Dataset rows describing interfaces
***

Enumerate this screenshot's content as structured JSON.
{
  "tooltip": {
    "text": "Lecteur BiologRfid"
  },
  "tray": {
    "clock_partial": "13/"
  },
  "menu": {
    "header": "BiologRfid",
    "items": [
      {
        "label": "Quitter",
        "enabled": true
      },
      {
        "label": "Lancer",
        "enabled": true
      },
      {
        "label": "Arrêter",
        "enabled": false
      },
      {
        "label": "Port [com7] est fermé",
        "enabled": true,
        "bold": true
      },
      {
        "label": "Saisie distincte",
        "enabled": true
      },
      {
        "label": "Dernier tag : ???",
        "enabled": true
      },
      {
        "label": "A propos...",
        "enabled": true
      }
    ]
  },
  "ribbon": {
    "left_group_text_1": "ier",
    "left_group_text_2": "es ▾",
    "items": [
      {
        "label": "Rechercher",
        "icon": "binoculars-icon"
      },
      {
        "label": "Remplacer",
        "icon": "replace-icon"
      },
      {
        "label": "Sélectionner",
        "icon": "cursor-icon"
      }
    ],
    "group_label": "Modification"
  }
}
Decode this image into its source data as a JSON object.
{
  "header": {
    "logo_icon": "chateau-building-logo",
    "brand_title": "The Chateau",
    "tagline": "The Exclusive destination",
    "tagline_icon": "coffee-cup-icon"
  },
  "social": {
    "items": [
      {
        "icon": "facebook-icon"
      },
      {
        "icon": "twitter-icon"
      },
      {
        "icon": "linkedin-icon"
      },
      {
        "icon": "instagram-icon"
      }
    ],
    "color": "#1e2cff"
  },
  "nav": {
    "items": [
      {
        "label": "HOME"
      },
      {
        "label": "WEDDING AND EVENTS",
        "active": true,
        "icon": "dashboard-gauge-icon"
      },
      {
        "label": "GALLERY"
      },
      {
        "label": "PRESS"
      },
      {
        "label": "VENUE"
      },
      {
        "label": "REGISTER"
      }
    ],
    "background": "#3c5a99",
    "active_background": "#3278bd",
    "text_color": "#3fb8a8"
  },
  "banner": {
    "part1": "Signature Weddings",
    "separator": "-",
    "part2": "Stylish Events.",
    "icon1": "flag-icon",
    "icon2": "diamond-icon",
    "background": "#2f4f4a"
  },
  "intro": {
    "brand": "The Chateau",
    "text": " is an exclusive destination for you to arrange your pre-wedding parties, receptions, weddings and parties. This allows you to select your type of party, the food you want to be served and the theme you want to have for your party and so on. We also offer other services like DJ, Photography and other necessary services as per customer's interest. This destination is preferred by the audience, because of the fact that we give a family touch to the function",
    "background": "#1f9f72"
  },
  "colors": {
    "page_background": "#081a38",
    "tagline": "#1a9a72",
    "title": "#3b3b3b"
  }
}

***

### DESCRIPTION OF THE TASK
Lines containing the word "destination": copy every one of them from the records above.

### OUTPUT
    "tagline": "The Exclusive destination",
    "text": " is an exclusive destination for you to arrange your pre-wedding parties, receptions, weddings and parties. This allows you to select your type of party, the food you want to be served and the theme you want to have for your party and so on. We also offer other services like DJ, Photography and other necessary services as per customer's interest. This destination is preferred by the audience, because of the fact that we give a family touch to the function",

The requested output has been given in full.